Here are Owen and David’s thoughts:

  • Know Reddit: The best approach is the long game. You, or someone in your client’s organization, should spend time on the platform. Like a lot of time. Go into the subreddits and post, comment, start conversations, and grow your karma. Or at least lurk and find out what they are likely to respond to. Redditors are great at sniffing out a poser, and they resent outsiders trying to use their communities for exposure — rightly so. If you put in the time, it’s easier to leverage the platform, or at least not make your clients look stupid.


  • Know Your Audience: If you’re not going to put in the time, at least put in the research. There are thousands of subreddits, and each one is an audience segment. Some are enormous, some are very niche. So it’s like your psychographic segmentation and targeting have been done for you. And since every subreddit is a door to the front page, you should at least post your client’s funny gif to r/gifs (17MM subscribers) instead of r/funny (22MM subscribers). But if it’s loopable, you’ve got a much better shot at the front page by posting it to r/perfectloops (372K subscribers).


  • Know the Consequences: Assume the content will trend. Be grateful to the community/subreddit when it does. Content rises and falls fast, so it’s literally like catching a wave. Have a plan in place to handle conversation and things like site traffic. Although it’s a red badge of courage to get the Reddit hug of death (the phrase redditors use when they crash a site due to traffic), it’s not ideal for the experience.

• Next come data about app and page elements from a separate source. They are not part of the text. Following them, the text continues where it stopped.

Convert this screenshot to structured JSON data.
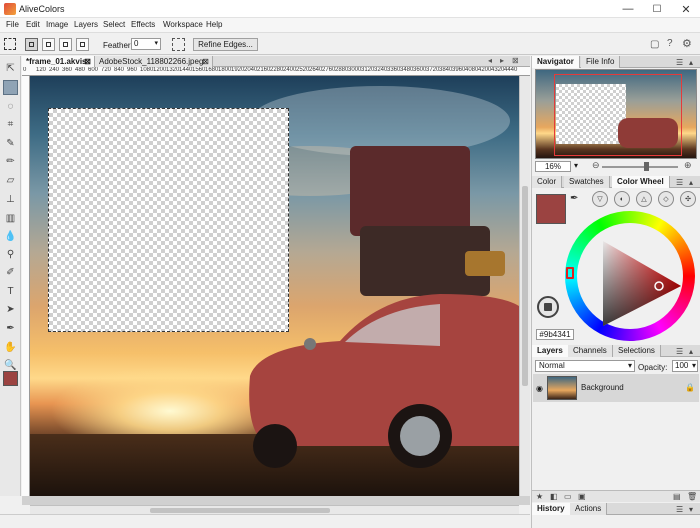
{
  "app": {
    "title": "AliveColors"
  },
  "window_controls": {
    "minimize": "—",
    "maximize": "☐",
    "close": "✕"
  },
  "menu": [
    "File",
    "Edit",
    "Image",
    "Layers",
    "Select",
    "Effects",
    "Workspace",
    "Help"
  ],
  "options": {
    "feather_label": "Feather",
    "feather_value": "0",
    "refine_label": "Refine Edges..."
  },
  "tabs": [
    {
      "label": "*frame_01.akvis",
      "close": "⊠"
    },
    {
      "label": "AdobeStock_118802266.jpeg",
      "close": "⊠"
    }
  ],
  "ruler": [
    "0",
    "120",
    "240",
    "360",
    "480",
    "600",
    "720",
    "840",
    "960",
    "1080",
    "1200",
    "1320",
    "1440",
    "1560",
    "1680",
    "1800",
    "1920",
    "2040",
    "2160",
    "2280",
    "2400",
    "2520",
    "2640",
    "2760",
    "2880",
    "3000",
    "3120",
    "3240",
    "3360",
    "3480",
    "3600",
    "3720",
    "3840",
    "3960",
    "4080",
    "4200",
    "4320",
    "4440"
  ],
  "navigator": {
    "tabs": [
      "Navigator",
      "File Info"
    ],
    "zoom": "16%"
  },
  "color": {
    "tabs": [
      "Color",
      "Swatches",
      "Color Wheel"
    ],
    "hex": "#9b4341",
    "current": "#9b4341"
  },
  "layers": {
    "tabs": [
      "Layers",
      "Channels",
      "Selections"
    ],
    "blend_mode": "Normal",
    "opacity_label": "Opacity:",
    "opacity_value": "100",
    "layer_name": "Background"
  },
  "bottom_tabs": [
    "History",
    "Actions"
  ]
}
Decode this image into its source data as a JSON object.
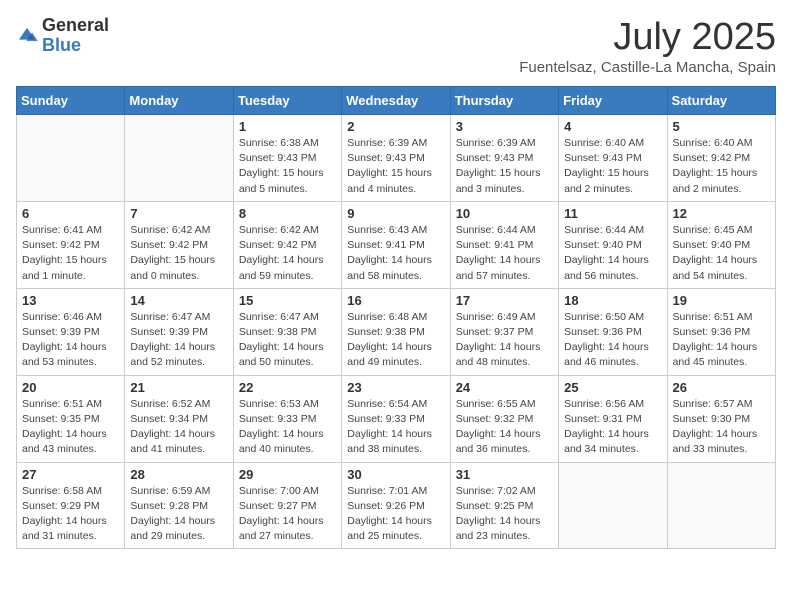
{
  "header": {
    "logo_general": "General",
    "logo_blue": "Blue",
    "month_title": "July 2025",
    "subtitle": "Fuentelsaz, Castille-La Mancha, Spain"
  },
  "weekdays": [
    "Sunday",
    "Monday",
    "Tuesday",
    "Wednesday",
    "Thursday",
    "Friday",
    "Saturday"
  ],
  "weeks": [
    [
      {
        "day": "",
        "info": ""
      },
      {
        "day": "",
        "info": ""
      },
      {
        "day": "1",
        "info": "Sunrise: 6:38 AM\nSunset: 9:43 PM\nDaylight: 15 hours\nand 5 minutes."
      },
      {
        "day": "2",
        "info": "Sunrise: 6:39 AM\nSunset: 9:43 PM\nDaylight: 15 hours\nand 4 minutes."
      },
      {
        "day": "3",
        "info": "Sunrise: 6:39 AM\nSunset: 9:43 PM\nDaylight: 15 hours\nand 3 minutes."
      },
      {
        "day": "4",
        "info": "Sunrise: 6:40 AM\nSunset: 9:43 PM\nDaylight: 15 hours\nand 2 minutes."
      },
      {
        "day": "5",
        "info": "Sunrise: 6:40 AM\nSunset: 9:42 PM\nDaylight: 15 hours\nand 2 minutes."
      }
    ],
    [
      {
        "day": "6",
        "info": "Sunrise: 6:41 AM\nSunset: 9:42 PM\nDaylight: 15 hours\nand 1 minute."
      },
      {
        "day": "7",
        "info": "Sunrise: 6:42 AM\nSunset: 9:42 PM\nDaylight: 15 hours\nand 0 minutes."
      },
      {
        "day": "8",
        "info": "Sunrise: 6:42 AM\nSunset: 9:42 PM\nDaylight: 14 hours\nand 59 minutes."
      },
      {
        "day": "9",
        "info": "Sunrise: 6:43 AM\nSunset: 9:41 PM\nDaylight: 14 hours\nand 58 minutes."
      },
      {
        "day": "10",
        "info": "Sunrise: 6:44 AM\nSunset: 9:41 PM\nDaylight: 14 hours\nand 57 minutes."
      },
      {
        "day": "11",
        "info": "Sunrise: 6:44 AM\nSunset: 9:40 PM\nDaylight: 14 hours\nand 56 minutes."
      },
      {
        "day": "12",
        "info": "Sunrise: 6:45 AM\nSunset: 9:40 PM\nDaylight: 14 hours\nand 54 minutes."
      }
    ],
    [
      {
        "day": "13",
        "info": "Sunrise: 6:46 AM\nSunset: 9:39 PM\nDaylight: 14 hours\nand 53 minutes."
      },
      {
        "day": "14",
        "info": "Sunrise: 6:47 AM\nSunset: 9:39 PM\nDaylight: 14 hours\nand 52 minutes."
      },
      {
        "day": "15",
        "info": "Sunrise: 6:47 AM\nSunset: 9:38 PM\nDaylight: 14 hours\nand 50 minutes."
      },
      {
        "day": "16",
        "info": "Sunrise: 6:48 AM\nSunset: 9:38 PM\nDaylight: 14 hours\nand 49 minutes."
      },
      {
        "day": "17",
        "info": "Sunrise: 6:49 AM\nSunset: 9:37 PM\nDaylight: 14 hours\nand 48 minutes."
      },
      {
        "day": "18",
        "info": "Sunrise: 6:50 AM\nSunset: 9:36 PM\nDaylight: 14 hours\nand 46 minutes."
      },
      {
        "day": "19",
        "info": "Sunrise: 6:51 AM\nSunset: 9:36 PM\nDaylight: 14 hours\nand 45 minutes."
      }
    ],
    [
      {
        "day": "20",
        "info": "Sunrise: 6:51 AM\nSunset: 9:35 PM\nDaylight: 14 hours\nand 43 minutes."
      },
      {
        "day": "21",
        "info": "Sunrise: 6:52 AM\nSunset: 9:34 PM\nDaylight: 14 hours\nand 41 minutes."
      },
      {
        "day": "22",
        "info": "Sunrise: 6:53 AM\nSunset: 9:33 PM\nDaylight: 14 hours\nand 40 minutes."
      },
      {
        "day": "23",
        "info": "Sunrise: 6:54 AM\nSunset: 9:33 PM\nDaylight: 14 hours\nand 38 minutes."
      },
      {
        "day": "24",
        "info": "Sunrise: 6:55 AM\nSunset: 9:32 PM\nDaylight: 14 hours\nand 36 minutes."
      },
      {
        "day": "25",
        "info": "Sunrise: 6:56 AM\nSunset: 9:31 PM\nDaylight: 14 hours\nand 34 minutes."
      },
      {
        "day": "26",
        "info": "Sunrise: 6:57 AM\nSunset: 9:30 PM\nDaylight: 14 hours\nand 33 minutes."
      }
    ],
    [
      {
        "day": "27",
        "info": "Sunrise: 6:58 AM\nSunset: 9:29 PM\nDaylight: 14 hours\nand 31 minutes."
      },
      {
        "day": "28",
        "info": "Sunrise: 6:59 AM\nSunset: 9:28 PM\nDaylight: 14 hours\nand 29 minutes."
      },
      {
        "day": "29",
        "info": "Sunrise: 7:00 AM\nSunset: 9:27 PM\nDaylight: 14 hours\nand 27 minutes."
      },
      {
        "day": "30",
        "info": "Sunrise: 7:01 AM\nSunset: 9:26 PM\nDaylight: 14 hours\nand 25 minutes."
      },
      {
        "day": "31",
        "info": "Sunrise: 7:02 AM\nSunset: 9:25 PM\nDaylight: 14 hours\nand 23 minutes."
      },
      {
        "day": "",
        "info": ""
      },
      {
        "day": "",
        "info": ""
      }
    ]
  ]
}
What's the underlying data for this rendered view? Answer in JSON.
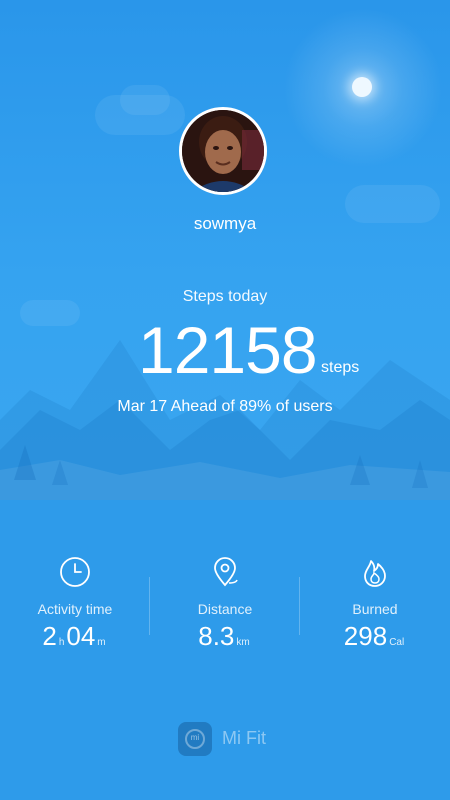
{
  "profile": {
    "username": "sowmya"
  },
  "steps": {
    "label": "Steps today",
    "value": "12158",
    "unit": "steps",
    "rank_text": "Mar 17 Ahead of 89% of users"
  },
  "stats": [
    {
      "label": "Activity time",
      "icon": "clock-icon",
      "value_parts": [
        "2",
        "h",
        "04",
        "m"
      ]
    },
    {
      "label": "Distance",
      "icon": "location-pin-icon",
      "value": "8.3",
      "unit": "km"
    },
    {
      "label": "Burned",
      "icon": "flame-icon",
      "value": "298",
      "unit": "Cal"
    }
  ],
  "brand": {
    "name": "Mi Fit",
    "logo_text": "mi"
  },
  "colors": {
    "background": "#2E9BEA",
    "text": "#FFFFFF"
  }
}
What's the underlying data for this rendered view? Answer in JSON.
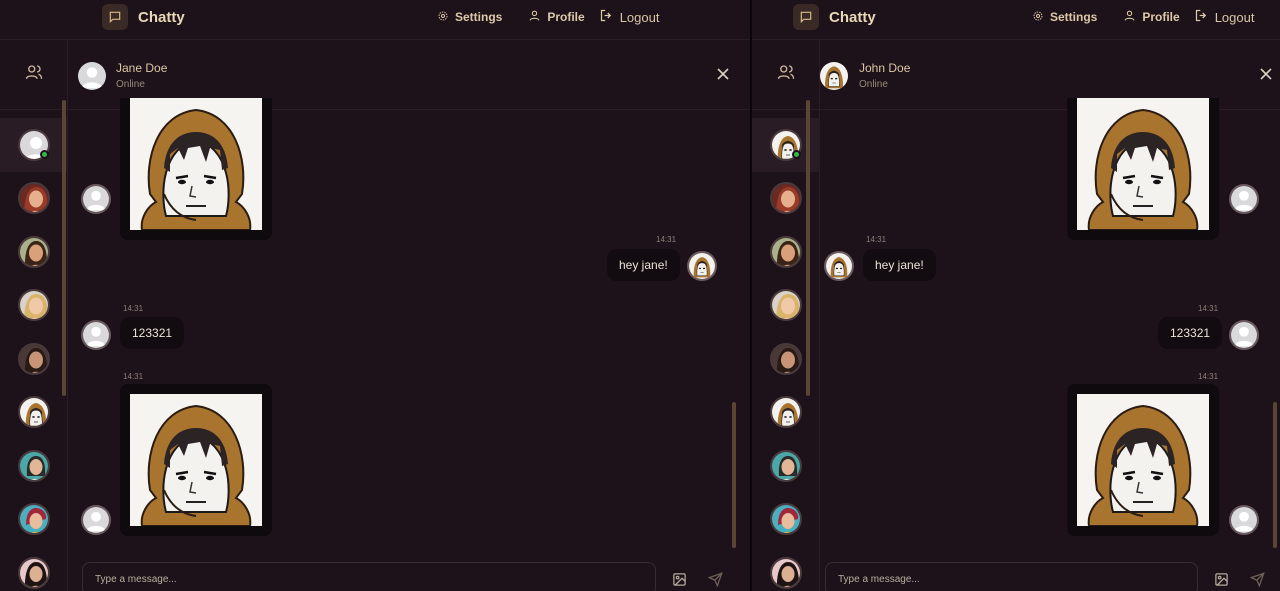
{
  "app": {
    "brand": "Chatty"
  },
  "nav": {
    "settings": "Settings",
    "profile": "Profile",
    "logout": "Logout"
  },
  "colors": {
    "background": "#1d1219",
    "accent": "#dcc9a8",
    "online": "#2fb84e",
    "bubble": "#120b10"
  },
  "left": {
    "header": {
      "name": "Jane Doe",
      "status": "Online"
    },
    "messages": {
      "t1": "14:31",
      "hey": "hey jane!",
      "t2": "14:31",
      "num": "123321",
      "t3": "14:31"
    },
    "input_placeholder": "Type a message..."
  },
  "right": {
    "header": {
      "name": "John Doe",
      "status": "Online"
    },
    "messages": {
      "t1": "14:31",
      "hey": "hey jane!",
      "t2": "14:31",
      "num": "123321",
      "t3": "14:31"
    },
    "input_placeholder": "Type a message..."
  },
  "icons": [
    "chat-icon",
    "gear-icon",
    "user-icon",
    "logout-icon",
    "users-icon",
    "close-icon",
    "image-icon",
    "send-icon"
  ]
}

You can read more on PR News to get their take on Reddit and what Owen, David, and other experts had to say here.